Tunisian police stand guard at the U.S. embassy building in Tunis.
(Fethi Belaid/AFP/Getty Images)
Why Embassies Matter | The Design, Diplomacy, and Safety of U.S. Embassies | How Riots Abroad Affect Muslims at Home | Bob Woodward on 'The Price of Politics' | Andy Warhol, Culturally Relavent as Ever | Documenting America's Unseen Workers
In the midst of the upheaval at American embassies and consulates, average citizens might ask: “Why is this happening?” or “How can we stop it?” But for architects like Andre Houston, the more pressing question is “Will the building withstand the worst?”
In a video leaked last night by Mother Jones, Mitt Romney said that 47 percent of voters are dependent on the government and will vote for Obama no matter what. Todd Zwillich, The Takeaway's Washington correspondent, explains.
As protests in the Muslim world continue, many Americans are becoming disillusioned with our involvement in the region. But what does that mean for Muslim Americans, here at home? Answering that question is Hussein Rashid, professor of religion at Hofstra University.
The presidential election is a test of candidacy and message: two candidates promise a future or sell the present and mobilize voters to give them four years, or four more years, in the White House. The presidency itself is a test of leadership, something Bob Woodward has spent four decades covering.
"Regarding Warhol: Sixty Artists, Fifty Years," attempts to capture the scope of Warhol's extraordinary influence on contemporary American art, featuring the work of artists like Jeff Koons, Cindy Sherman, Robert Mapplethorpe, and Richard Prince — famous artists in their own right.
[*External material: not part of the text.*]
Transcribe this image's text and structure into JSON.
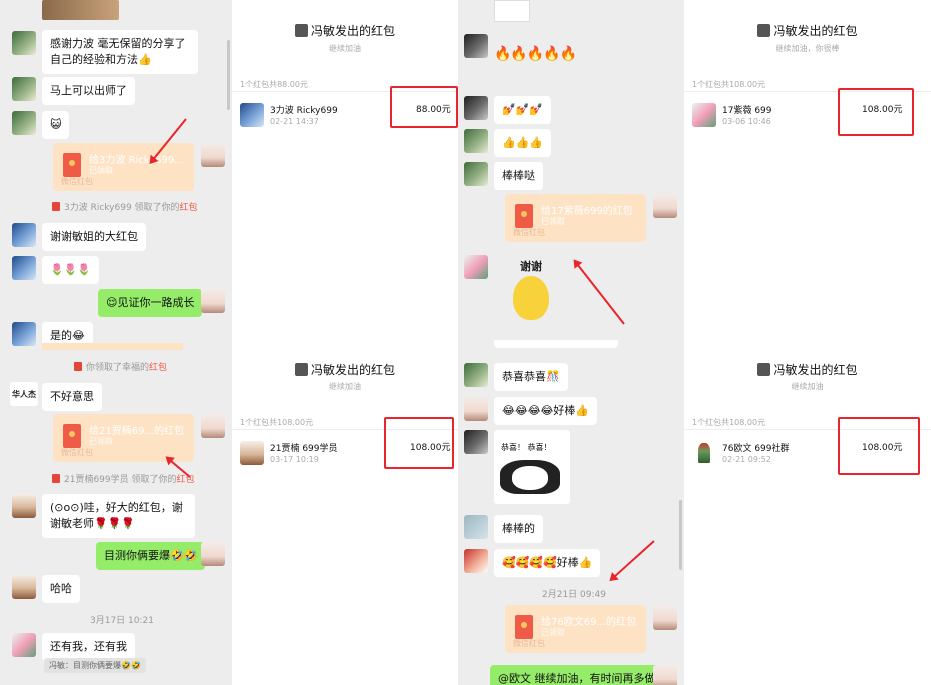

Teacher, veterinarian, policeman, or firefighter — they're not uncommon aspirations for kids figuring out what they want to be when they grow up.But what about a coal miner? An oil rig operator? A truck driver or an air traffic controller? A landfill worker?